By Chamber Press Office, 24 September 2019
The upcoming Budget is the opportunity for the Irish government to show that it is serious about competing with the UK’s attractive tax regime for entrepreneurs, according to Dublin Chamber.
The Chamber, presented on Tuesday 24th September to the Oireachtas Committee on Budgetary Oversight, urged the Government to commit to raising the lifetime cap on qualifying gain for Entrepreneur Relief from €1m to €15m to send a strong signal that Ireland intends to compete with the UK ahead of Brexit.
By prioritising this move in the upcoming budget it will encourage greater ambition and scaling by our entrepreneurs, the Chamber told the Committee.
Speaking at to Committee, Dublin Chamber CEO Mary Rose Burke said: “It is time for a step-change in terms of what the Government is doing to encourage and support indigenous enterprise and entrepreneurs. Irish entrepreneurs have had to look on enviously over the past decade as the UK has rolled out the red carpet for burgeoning business, with consistent tweaks and improvements to their tax regime. Ireland has been too slow to react, resulting in our nearest neighbour – and biggest competitor – being allowed to steal a march. With Brexit on the horizon, it is vital that we react and fight back.”
Ms Burke said: “Budget 2020 needs to bring changes to our Capital Gains Tax regime. Currently, Ireland’s Capital Gains Tax rate is the third highest in Europe. We know we have a problem when the same tax is paid on passive investments in large blue chip multinationals as is paid on high-risk Irish startups. This is not only inequitable; it effectively incentivises investment in larger foreign firms over investment in Irish SMEs.
“Long-term we want the Government to move towards a 20% rate of Capital Gains Tax for all unlisted trading firms, a move which the UK has already taken with its own SME base in mind. Dublin Chamber is conscious of the potential significant exchequer implications of such a move in the short-term, which is why we have also outlined a number of targeted measures that could be introduced this year,” said Ms Burke.
Dublin Chamber has also called on the Government to outmatch the UK on Capital Gains Tax Entrepreneur Relief. “Ireland’s offering at present is starkly uncompetitive, imposing a lifetime cap of €1 million, as opposed to £10 million in the UK. By raising the lifetime cap on qualifying gains to €15 million we will send a strong signal that Ireland intends to sharpen its competitive edge in the face of Brexit,” said Ms Burke.
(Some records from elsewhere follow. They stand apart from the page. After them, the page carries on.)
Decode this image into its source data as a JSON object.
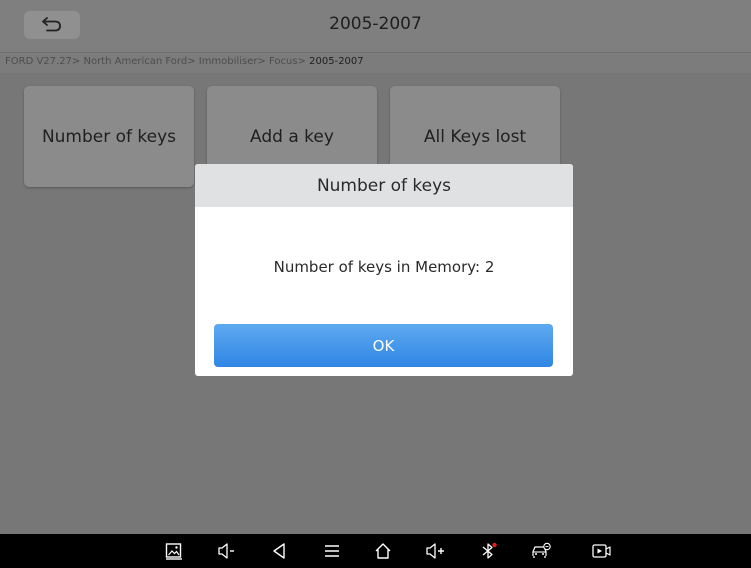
{
  "header": {
    "title": "2005-2007"
  },
  "breadcrumb": {
    "path": "FORD V27.27> North American Ford> Immobiliser> Focus> ",
    "current": "2005-2007"
  },
  "menu": {
    "items": [
      {
        "label": "Number of keys"
      },
      {
        "label": "Add a key"
      },
      {
        "label": "All Keys lost"
      }
    ]
  },
  "dialog": {
    "title": "Number of keys",
    "message": "Number of keys in Memory: 2",
    "ok_label": "OK"
  },
  "navbar": {
    "icons": [
      "screenshot-icon",
      "volume-down-icon",
      "back-icon",
      "menu-icon",
      "home-icon",
      "volume-up-icon",
      "bluetooth-icon",
      "car-diagnostic-icon",
      "screen-record-icon"
    ]
  },
  "colors": {
    "accent": "#3a8fe8",
    "overlay": "#777777",
    "dialog_header": "#dfe1e3",
    "bluetooth_dot": "#e02020"
  }
}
“We have also proposed changes to the R&D Tax Credit, the taxation of entrepreneurs’ dividends, and the key Employee Engagement Programme. This budget, the last before the UK’s exit from the EU, offers an opportunity for Ireland to demonstrate serious intent about business competitiveness versus the UK.”